A 'New Species?'


Researchers' current theory about cancer is that it starts with a handful of mutations and grows from there, says Science 2.0's Gunnar De Winter. But University of California, Berkeley, researcher Peter Duesberg and his colleagues contend that cancer arises from disruptions in the chromosomes, and that this constitutes "a form of speciation," De Winter says. "So, according to this view, cancers are newly evolved species, as they have new chromosomal karyotypes.

Get the full story with
GenomeWeb Premium

Only $95 for the
first 90 days*

A trial upgrade to GenomeWeb Premium gives you full site access, interest-based email alerts, access to archives, and more. Never miss another important industry story.

Try GenomeWeb Premium now.

Already a GenomeWeb Premium member? Login Now.
Or, See if your institution qualifies for premium access.

*Before your trial expires, we’ll put together a custom quote with your long-term premium options.

Not ready for premium?

Register for Free Content
You can still register for access to our free content.

The London School of Economics' Daniele Fanelli argues at the Proceedings of the National Academy of Sciences that the reproducibility crisis in science isn't as dire as some say.

A team of researchers in Portugal has examined the genomic basis for racing pigeons' athleticism and navigational skills, finding it's likely polygenic.

Wired reports that diagnostic firms continue to seek, post-Theranos, the ability to diagnose diseases from small amounts of blood.

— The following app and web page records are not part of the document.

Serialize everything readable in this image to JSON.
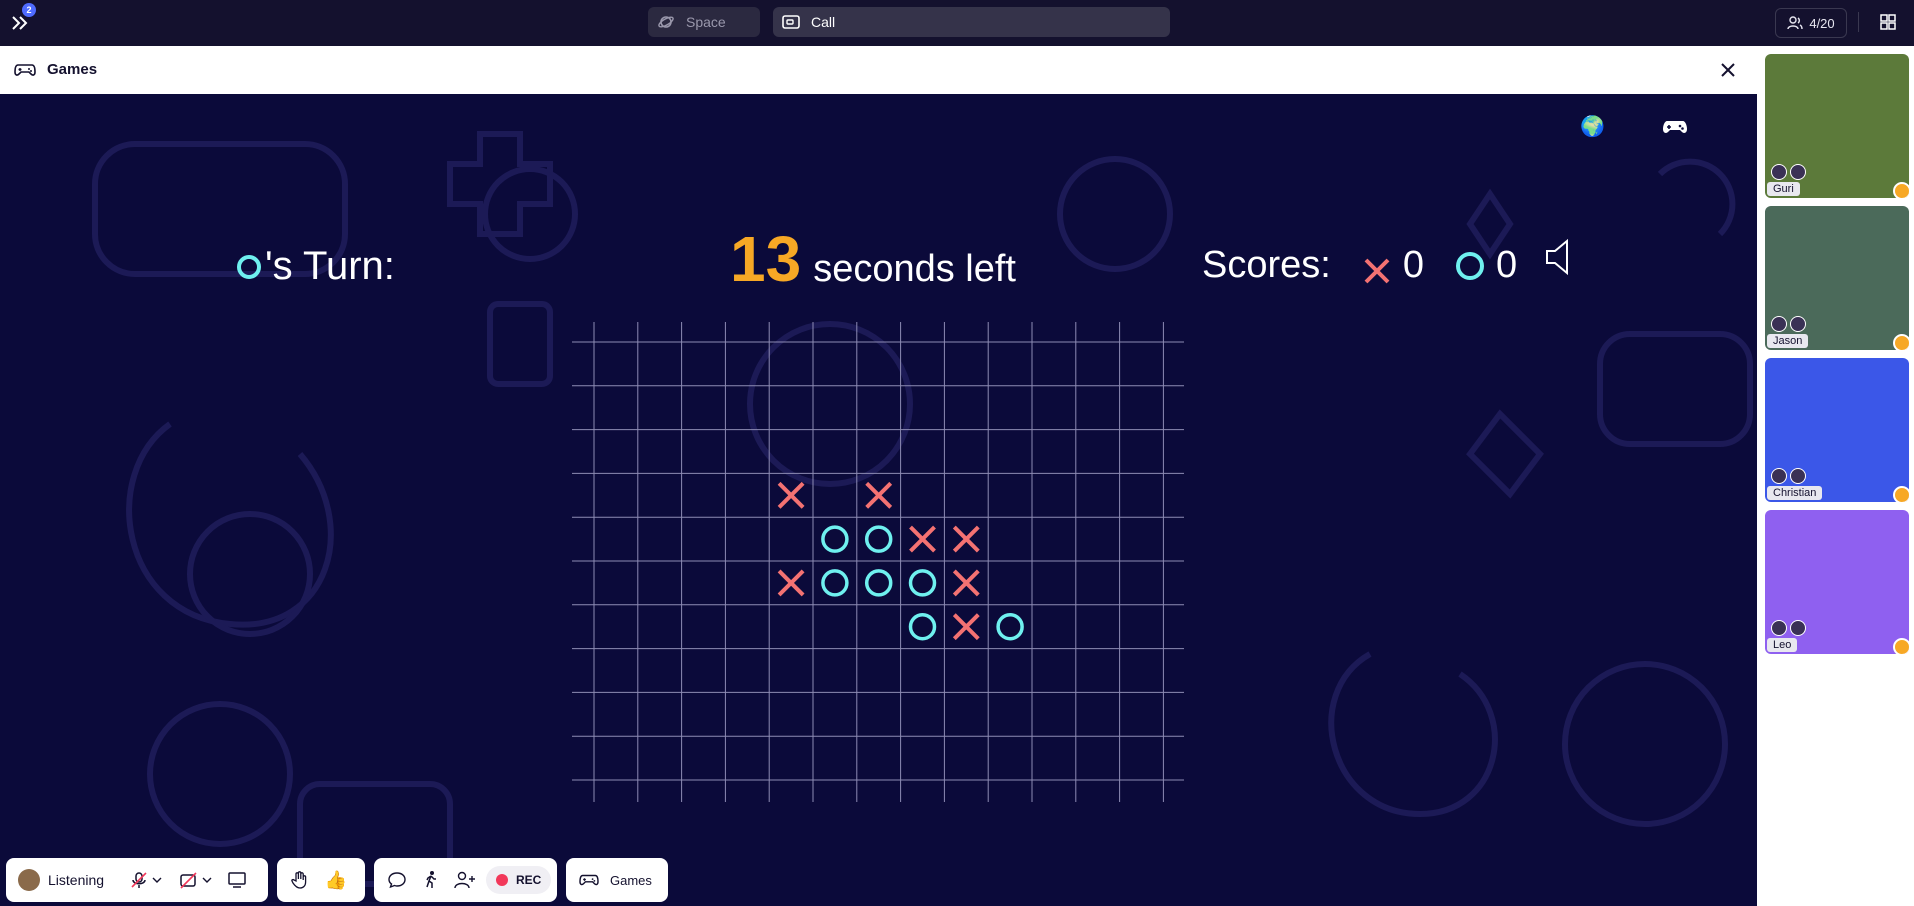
{
  "topbar": {
    "badge_count": "2",
    "tabs": [
      {
        "label": "Space",
        "icon": "planet-icon"
      },
      {
        "label": "Call",
        "icon": "video-camera-icon"
      }
    ],
    "people_count": "4/20"
  },
  "panel": {
    "title": "Games"
  },
  "game": {
    "turn_label": "'s Turn:",
    "turn_symbol": "O",
    "timer_value": "13",
    "timer_text": "seconds left",
    "scores_label": "Scores:",
    "score_x": "0",
    "score_o": "0",
    "colors": {
      "x": "#f47272",
      "o": "#6ff0ef",
      "timer": "#f7a825",
      "background": "#0b0a3a"
    },
    "board": {
      "cols": 13,
      "rows": 10,
      "marks": [
        {
          "col": 4,
          "row": 3,
          "symbol": "X"
        },
        {
          "col": 6,
          "row": 3,
          "symbol": "X"
        },
        {
          "col": 5,
          "row": 4,
          "symbol": "O"
        },
        {
          "col": 6,
          "row": 4,
          "symbol": "O"
        },
        {
          "col": 7,
          "row": 4,
          "symbol": "X"
        },
        {
          "col": 8,
          "row": 4,
          "symbol": "X"
        },
        {
          "col": 4,
          "row": 5,
          "symbol": "X"
        },
        {
          "col": 5,
          "row": 5,
          "symbol": "O"
        },
        {
          "col": 6,
          "row": 5,
          "symbol": "O"
        },
        {
          "col": 7,
          "row": 5,
          "symbol": "O"
        },
        {
          "col": 8,
          "row": 5,
          "symbol": "X"
        },
        {
          "col": 7,
          "row": 6,
          "symbol": "O"
        },
        {
          "col": 8,
          "row": 6,
          "symbol": "X"
        },
        {
          "col": 9,
          "row": 6,
          "symbol": "O"
        }
      ]
    }
  },
  "participants": [
    {
      "name": "Guri",
      "color": "#5c7a3a"
    },
    {
      "name": "Jason",
      "color": "#4b6a5a"
    },
    {
      "name": "Christian",
      "color": "#3b57e8"
    },
    {
      "name": "Leo",
      "color": "#8f60f0"
    }
  ],
  "bottombar": {
    "status_label": "Listening",
    "rec_label": "REC",
    "games_label": "Games"
  }
}
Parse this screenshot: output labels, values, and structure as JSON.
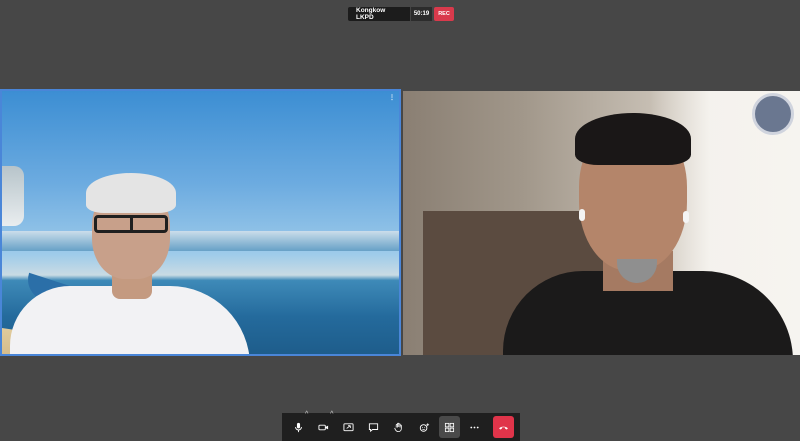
{
  "meeting": {
    "title": "Kongkow LKPD",
    "timer": "50:19",
    "recording_label": "REC"
  },
  "tiles": [
    {
      "id": "left",
      "speaking": true,
      "menu_glyph": "⋮"
    },
    {
      "id": "right",
      "speaking": false
    }
  ],
  "toolbar": {
    "buttons": [
      {
        "icon": "microphone-icon",
        "has_options": true
      },
      {
        "icon": "camera-icon",
        "has_options": true
      },
      {
        "icon": "share-screen-icon"
      },
      {
        "icon": "chat-icon"
      },
      {
        "icon": "raise-hand-icon"
      },
      {
        "icon": "reactions-icon"
      },
      {
        "icon": "grid-layout-icon",
        "active": true
      },
      {
        "icon": "more-options-icon"
      },
      {
        "icon": "end-call-icon",
        "color": "#e0344a"
      }
    ],
    "caret_glyph": "^"
  },
  "colors": {
    "background": "#474747",
    "active_speaker_border": "#4a86d8",
    "rec": "#d93a4c",
    "end_call": "#e0344a"
  }
}
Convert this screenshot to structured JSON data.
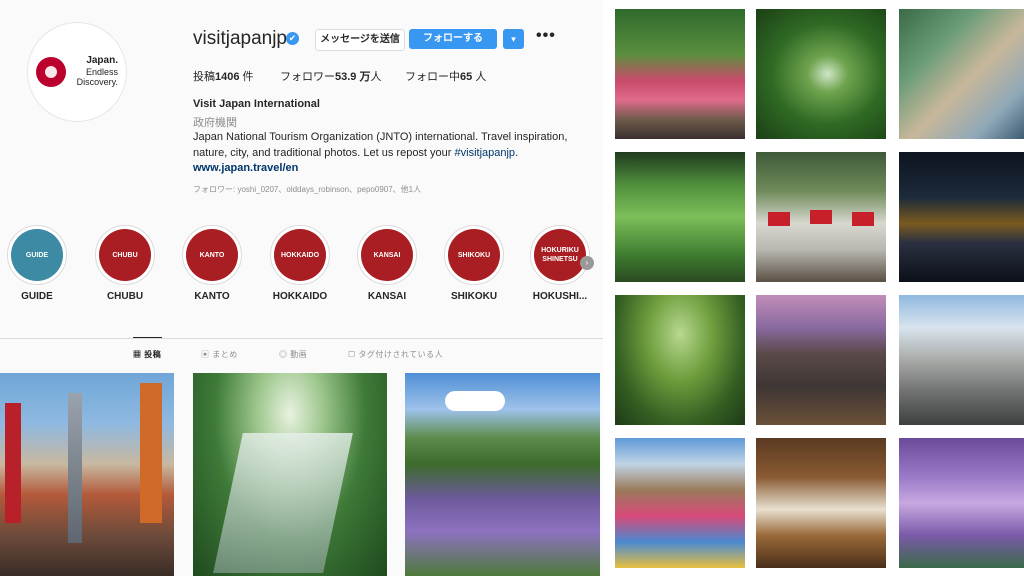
{
  "profile": {
    "avatar": {
      "line1": "Japan.",
      "line2": "Endless",
      "line3": "Discovery."
    },
    "username": "visitjapanjp",
    "verified_icon": "✔",
    "message_button": "メッセージを送信",
    "follow_button": "フォローする",
    "dropdown_icon": "▾",
    "more_icon": "•••",
    "stats": {
      "posts_label": "投稿",
      "posts_value": "1406",
      "posts_unit": "件",
      "followers_label": "フォロワー",
      "followers_value": "53.9 万",
      "followers_unit": "人",
      "following_label": "フォロー中",
      "following_value": "65",
      "following_unit": "人"
    },
    "full_name": "Visit Japan International",
    "category": "政府機関",
    "bio_line": "Japan National Tourism Organization (JNTO) international. Travel inspiration, nature, city, and traditional photos. Let us repost your",
    "bio_hashtag": "#visitjapanjp",
    "bio_end": ".",
    "website": "www.japan.travel/en",
    "followed_by": "フォロワー: yoshi_0207、olddays_robinson、pepo0907、他1人"
  },
  "highlights": [
    {
      "circle": "GUIDE",
      "label": "GUIDE"
    },
    {
      "circle": "CHUBU",
      "label": "CHUBU"
    },
    {
      "circle": "KANTO",
      "label": "KANTO"
    },
    {
      "circle": "HOKKAIDO",
      "label": "HOKKAIDO"
    },
    {
      "circle": "KANSAI",
      "label": "KANSAI"
    },
    {
      "circle": "SHIKOKU",
      "label": "SHIKOKU"
    },
    {
      "circle": "HOKURIKU SHINETSU",
      "label": "HOKUSHI..."
    }
  ],
  "highlights_arrow_icon": "›",
  "tabs": [
    {
      "icon": "▦",
      "label": "投稿"
    },
    {
      "icon": "▣",
      "label": "まとめ"
    },
    {
      "icon": "◎",
      "label": "動画"
    },
    {
      "icon": "☐",
      "label": "タグ付けされている人"
    }
  ],
  "colors": {
    "accent": "#3897f0",
    "highlight": "#a81e22",
    "guide": "#3c8aa3"
  }
}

In Science this week: analysis of DNA from ancient North Africans, and more.